Problem statement
Copy the entries that follow, exactly and completely.

Material provided
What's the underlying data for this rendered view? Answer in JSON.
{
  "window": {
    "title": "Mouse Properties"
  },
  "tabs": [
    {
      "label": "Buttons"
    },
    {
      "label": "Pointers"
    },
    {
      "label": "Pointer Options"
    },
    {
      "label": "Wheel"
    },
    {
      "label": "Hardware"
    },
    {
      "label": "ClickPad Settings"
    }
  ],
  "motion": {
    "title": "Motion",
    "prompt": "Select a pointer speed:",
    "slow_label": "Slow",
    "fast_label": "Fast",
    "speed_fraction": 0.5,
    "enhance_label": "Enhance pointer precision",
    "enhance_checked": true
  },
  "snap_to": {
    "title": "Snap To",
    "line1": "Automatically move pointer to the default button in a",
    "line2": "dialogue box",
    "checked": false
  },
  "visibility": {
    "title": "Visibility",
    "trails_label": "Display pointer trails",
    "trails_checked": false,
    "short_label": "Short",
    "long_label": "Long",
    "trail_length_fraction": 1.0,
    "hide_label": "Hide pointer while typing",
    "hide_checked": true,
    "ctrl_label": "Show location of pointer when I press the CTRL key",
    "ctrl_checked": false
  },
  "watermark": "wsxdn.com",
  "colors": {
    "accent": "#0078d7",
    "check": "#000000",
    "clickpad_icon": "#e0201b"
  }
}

Task response
What's the underlying data for this rendered view? Answer in JSON.
{
  "window": {
    "title": "Mouse Properties"
  },
  "tabs": [
    {
      "label": "Buttons"
    },
    {
      "label": "Pointers"
    },
    {
      "label": "Pointer Options"
    },
    {
      "label": "Wheel"
    },
    {
      "label": "Hardware"
    },
    {
      "label": "ClickPad Settings"
    }
  ],
  "motion": {
    "title": "Motion",
    "prompt": "Select a pointer speed:",
    "slow_label": "Slow",
    "fast_label": "Fast",
    "speed_fraction": 0.5,
    "enhance_label": "Enhance pointer precision",
    "enhance_checked": true
  },
  "snap_to": {
    "title": "Snap To",
    "line1": "Automatically move pointer to the default button in a",
    "line2": "dialogue box",
    "checked": false
  },
  "visibility": {
    "title": "Visibility",
    "trails_label": "Display pointer trails",
    "trails_checked": false,
    "short_label": "Short",
    "long_label": "Long",
    "trail_length_fraction": 1.0,
    "hide_label": "Hide pointer while typing",
    "hide_checked": true,
    "ctrl_label": "Show location of pointer when I press the CTRL key",
    "ctrl_checked": false
  },
  "watermark": "wsxdn.com",
  "colors": {
    "accent": "#0078d7",
    "check": "#000000",
    "clickpad_icon": "#e0201b"
  }
}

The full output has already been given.